The Data Protection Act defines personal data as data relating to living individuals. Therefore archives containing medical information about deceased individuals are not covered by the scope of the Act. Nonetheless, the excavation of human remains is subject to both legal and ethical considerations. Under English law a Ministry of Justice licence is required prior to the disinterment of any human remains, as well as a statutory Church Faculty covering works within churches in use and the reinterment in consecrated ground of any human remains which are disturbed. The ethics of disturbing human remains, whether accidentally or by design, is an essential issue for the archaeologist to tackle. One must consider not only the attitudes of contemporary society, but those of the relatives of the deceased and those of the excavators themselves. It is inappropriate for the archaeologist to treat human remains simply as ‘artefacts’, regardless of her or his own views. The inherent difficulty of fully empathising with everyone else’s ideas and beliefs (in the past and the present) makes it necessary that a balanced respectful attitude is taken to the treatment of human remains. The terms of the Home Office licence dictate that the removal should be conducted “with due care and attention to decency”. This same criterion should be extended to decisions about publication, archive and online dissemination of information (for example images of coffin plates) pertaining to human remains.
When dealing with the archiving of digital data it is important that the data is archived (accessioned and ingested) at the point of deposit. This is to ensure that the data is in the correct format and accompanied by the appropriate documentation to ensure long term preservation and sustainability. This does not mean that the data has to be automatically accessible to the public. It may be deemed appropriate to establish an embargo period during which the data will be secured in the archive, but not accessible to the public. The length of the agreed embargo period will depend on the sensitivities involved. For example ongoing research activities may require an embargo being imposed on early results, and embargo periods for relatively short periods of time can be arranged at the point of data deposit. The ADS will normally agree to embargo periods of up to 5 years for research purposes or to maximise commercial exploitation of print publications. In some cases the sensitivity associated with the data may pertain to personal data; in such cases embargoes of up to 70 years can be arranged, but each case will be assessed against the ‘exemptions from disclosure’ set out under the terms of the Freedom of Information Act 2000.

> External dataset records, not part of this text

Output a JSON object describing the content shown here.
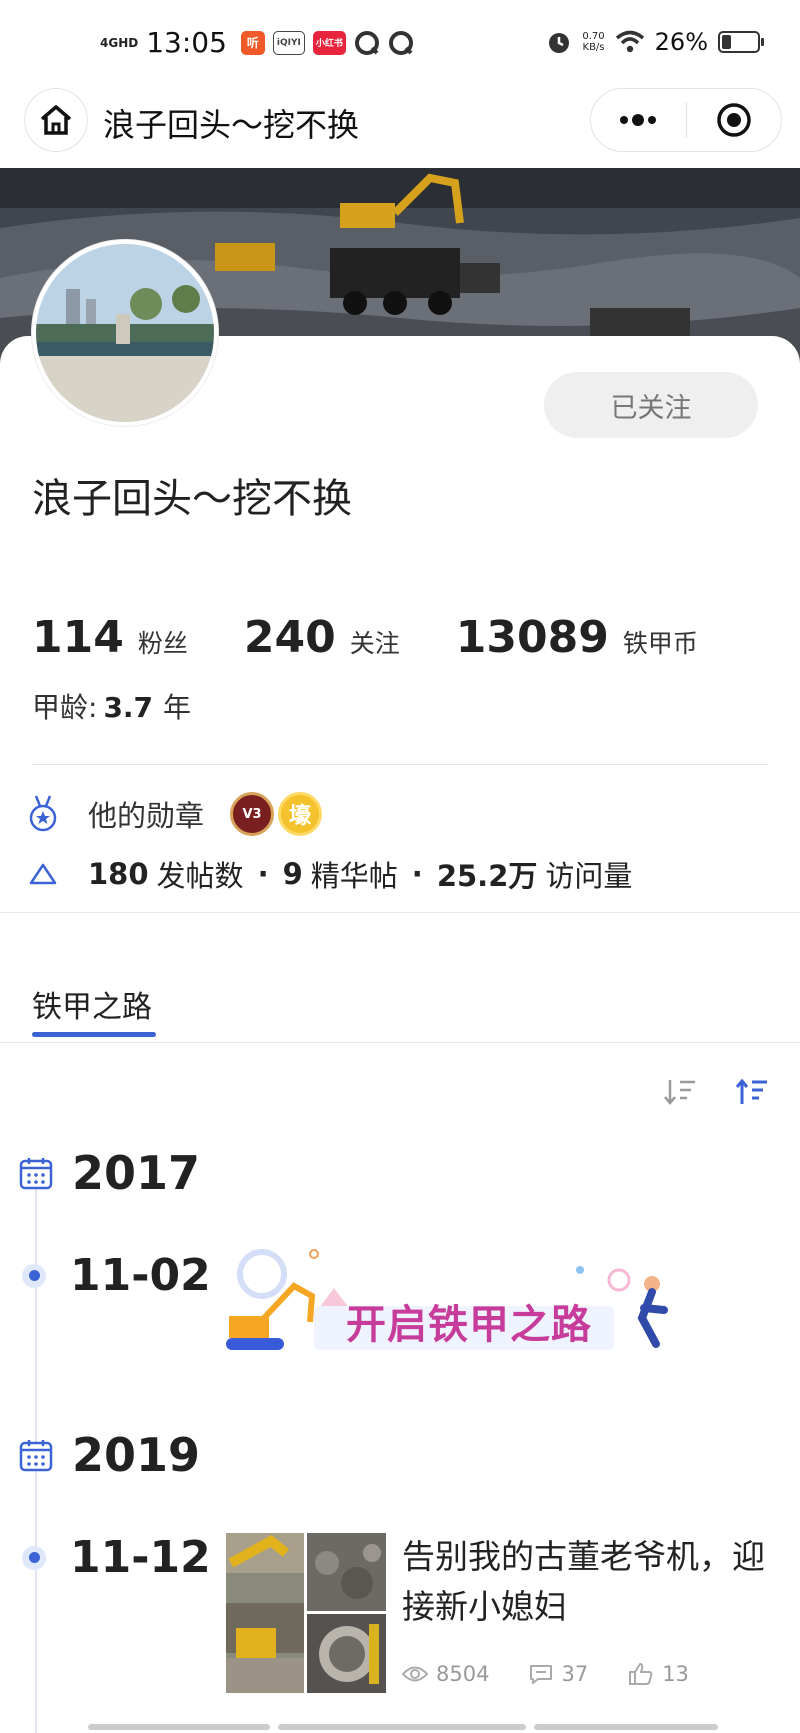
{
  "status_bar": {
    "network": "4GHD",
    "time": "13:05",
    "apps": [
      {
        "label": "听",
        "color": "#f05a28"
      },
      {
        "label": "iQIYI",
        "color": "#555555"
      },
      {
        "label": "小红书",
        "color": "#e8253c"
      }
    ],
    "speed_value": "0.70",
    "speed_unit": "KB/s",
    "battery_text": "26%",
    "battery_level": 0.26
  },
  "navbar": {
    "title": "浪子回头～挖不换"
  },
  "profile": {
    "name": "浪子回头～挖不换",
    "follow_label": "已关注",
    "stats": [
      {
        "value": "114",
        "label": "粉丝"
      },
      {
        "value": "240",
        "label": "关注"
      },
      {
        "value": "13089",
        "label": "铁甲币"
      }
    ],
    "age_label": "甲龄:",
    "age_value": "3.7",
    "age_unit": "年"
  },
  "medals": {
    "label": "他的勋章",
    "badges": [
      {
        "label": "V3"
      },
      {
        "label": "壕"
      }
    ]
  },
  "posts_summary": {
    "posts_count": "180",
    "posts_label": "发帖数",
    "separator": "·",
    "featured_count": "9",
    "featured_label": "精华帖",
    "visits_count": "25.2万",
    "visits_label": "访问量"
  },
  "tabs": {
    "active": "铁甲之路"
  },
  "timeline": {
    "year1": "2017",
    "date1": "11-02",
    "banner_text": "开启铁甲之路",
    "year2": "2019",
    "date2": "11-12",
    "post": {
      "title": "告别我的古董老爷机，迎接新小媳妇",
      "views": "8504",
      "comments": "37",
      "likes": "13"
    }
  },
  "colors": {
    "accent": "#3c63d6",
    "banner_pink": "#c73c9a"
  }
}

Research Ethics Committees and Data Sharing
There is a potential tension between data sharing and data protection. Data archives work to increase availability of, and access to, research data, while the primary purpose of Research Ethics Committees (RECs) is to ensure ethical conduct in research and to protect the safety, rights and well being of research participants. The need to protect personal data and preserve confidentiality – where explicitly required – cannot be overstated. This does not mean, however, that all research data obtained from research with people should be kept confidential, cannot be shared or, even be destroyed. It is important to distinguish between personal or sensitive data collected in research, and research data in general. Personal data should not be disclosed, unless consent has been given for disclosure. If research data contain sensitive or confidential information, then the sharing of such data must be considered carefully, but should not be dismissed as impossible.
This guidance is based on ‘Managing and Sharing Data: a best practice guide for researchers’ by the UK Data Archive, University of Essex 2009. Thanks to the UKDA for permission to re-use their guidance.
G Duncan and L Stokes (2009) ‘Data masking for disclosure limitation’ in Wiley Interdisciplinary Reviews: Computational Statistics, Volume 1, No. 1, p83-92 at https://doi.org/10.1002/wics.3.